What the task requires – Across the entries that follow, tally every line holding the word "JSON" and reply with the count alone.
───── Materials provided ─────
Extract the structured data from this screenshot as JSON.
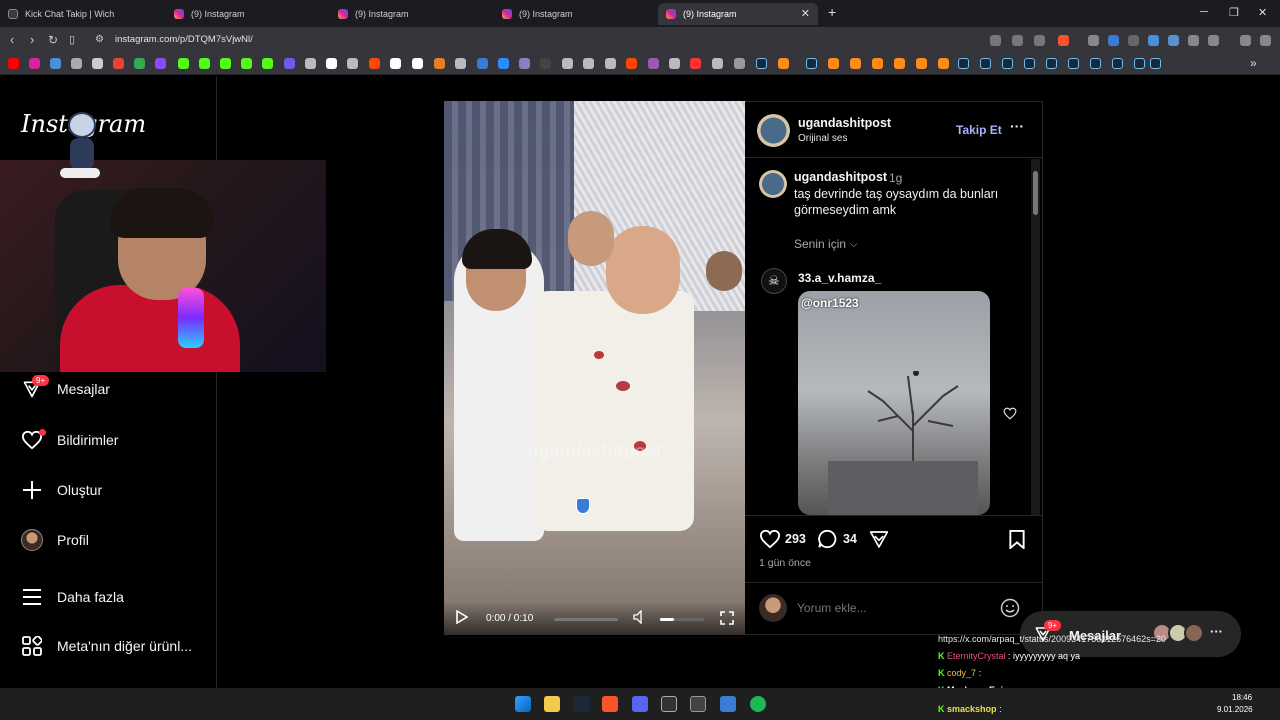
{
  "browser": {
    "tabs": [
      {
        "title": "Kick Chat Takip | Wich",
        "active": false
      },
      {
        "title": "(9) Instagram",
        "active": false
      },
      {
        "title": "(9) Instagram",
        "active": false
      },
      {
        "title": "(9) Instagram",
        "active": false
      },
      {
        "title": "(9) Instagram",
        "active": true
      }
    ],
    "url": "instagram.com/p/DTQM7sVjwNl/",
    "new_tab_glyph": "+"
  },
  "instagram": {
    "logo": "Instagram",
    "sidebar": [
      {
        "label": "Mesajlar",
        "icon": "messenger-icon",
        "badge": "9+"
      },
      {
        "label": "Bildirimler",
        "icon": "heart-icon"
      },
      {
        "label": "Oluştur",
        "icon": "plus-icon"
      },
      {
        "label": "Profil",
        "icon": "avatar"
      },
      {
        "label": "Daha fazla",
        "icon": "menu-icon"
      },
      {
        "label": "Meta'nın diğer ürünl...",
        "icon": "grid-icon"
      }
    ],
    "post": {
      "username": "ugandashitpost",
      "audio": "Orijinal ses",
      "follow": "Takip Et",
      "caption_user": "ugandashitpost",
      "caption_time": "1g",
      "caption_text": "taş devrinde taş oysaydım da bunları görmeseydim amk",
      "for_you": "Senin için",
      "comment_user": "33.a_v.hamza_",
      "comment_image_tag": "@onr1523",
      "watermark": "ugandashitpost",
      "likes": "293",
      "comments": "34",
      "time_ago": "1 gün önce",
      "comment_placeholder": "Yorum ekle...",
      "video_time": "0:00 / 0:10"
    },
    "messages_pill": {
      "label": "Mesajlar",
      "badge": "9+"
    }
  },
  "chat": [
    {
      "user": "",
      "text": "https://x.com/arpaq_t/status/2009341756312676462s=20",
      "color": "#e8e8e8"
    },
    {
      "user": "EternityCrystal",
      "text": ": iyyyyyyyyy aq ya",
      "color": "#e0527c"
    },
    {
      "user": "cody_7",
      "text": ":",
      "color": "#e8c14a"
    },
    {
      "user": "MashrapaEnjoyer",
      "text": ":",
      "color": "#ffffff"
    },
    {
      "user": "smackshop",
      "text": ":",
      "color": "#e8e04a"
    }
  ],
  "taskbar": {
    "time": "18:46",
    "date": "9.01.2026"
  }
}
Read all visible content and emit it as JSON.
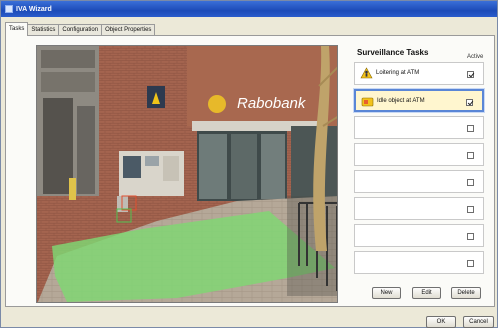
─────
Response to this task – 2